‘Corncrake Calling’ will work closely with farmers, local communities and national audiences to provide these iconic birds with the best possible chance of future success. Strategies usually involve creating fenced areas which remain uncultivated, cutting hay or silage later in the summer and cutting from the centre of fields outwards – allowing birds to escape to the edges of the fields and away to safety.
Recent counts show how fragile the numbers are. In 2017 there were only 866 recorded in the UK with 316 on Tiree. The following year the numbers recovered slightly with 899 males recorded across the UK and 322 on Tiree. Last year numbers had fallen again with only 870 calling males recorded within the UK with 300 on Tiree. This year there were 294 recorded on Tiree.
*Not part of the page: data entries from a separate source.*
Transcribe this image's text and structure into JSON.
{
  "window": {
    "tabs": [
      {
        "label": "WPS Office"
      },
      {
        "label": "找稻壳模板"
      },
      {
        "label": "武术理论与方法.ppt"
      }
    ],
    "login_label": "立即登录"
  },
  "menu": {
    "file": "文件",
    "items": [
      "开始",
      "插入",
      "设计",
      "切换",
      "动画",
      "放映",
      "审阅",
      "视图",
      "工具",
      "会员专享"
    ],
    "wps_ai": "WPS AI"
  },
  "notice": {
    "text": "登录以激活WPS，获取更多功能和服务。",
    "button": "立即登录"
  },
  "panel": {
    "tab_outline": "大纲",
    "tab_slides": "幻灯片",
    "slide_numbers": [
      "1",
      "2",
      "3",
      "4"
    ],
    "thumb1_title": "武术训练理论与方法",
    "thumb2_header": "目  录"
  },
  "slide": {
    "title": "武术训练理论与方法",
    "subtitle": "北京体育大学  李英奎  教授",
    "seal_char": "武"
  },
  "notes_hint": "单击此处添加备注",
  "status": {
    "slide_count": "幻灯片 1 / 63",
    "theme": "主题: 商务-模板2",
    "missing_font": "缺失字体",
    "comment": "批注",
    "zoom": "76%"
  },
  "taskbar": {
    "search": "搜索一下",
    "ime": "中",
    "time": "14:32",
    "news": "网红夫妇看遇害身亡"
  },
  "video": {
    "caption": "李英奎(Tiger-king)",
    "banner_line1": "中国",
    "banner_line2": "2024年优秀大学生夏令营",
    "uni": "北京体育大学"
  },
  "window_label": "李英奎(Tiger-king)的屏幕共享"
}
Storm Ellen has wrought a mighty change on the beach below the cottage. The storm, which lasted two days, created massive turbulence in the sea and the accompanying high winds pushed the waves onto the beach. The result is a massive deposit of ‘brown gold’ along the length of the whole beach. The majority of the weed is kelp, although there are smaller quantities of sea lettuce, carrageen, dulse and various wracks in the mixture.
Although not pretty, kelp was at the heart of a very important industry on the island two centuries ago. During the Napoleonic Wars, when other supplies from Spain dried up, the price of kelp ash rose from £2 to £12 per ton.
West coast landowners were quick to capitalise on this bonanza and between 1803 and 1837 kelp was gathered, dried and burned on the island to recover soda and potash. These compounds were essential to the soap and glass industries.
Kelp was also collected from 1863 to 1901 to extract iodine and sodium alginate. In recent years dried kelp from the island has been used to produce alginate food thickenings used in ice cream, beer and medical dressings.
It looks like there may be a small fortune on the beach!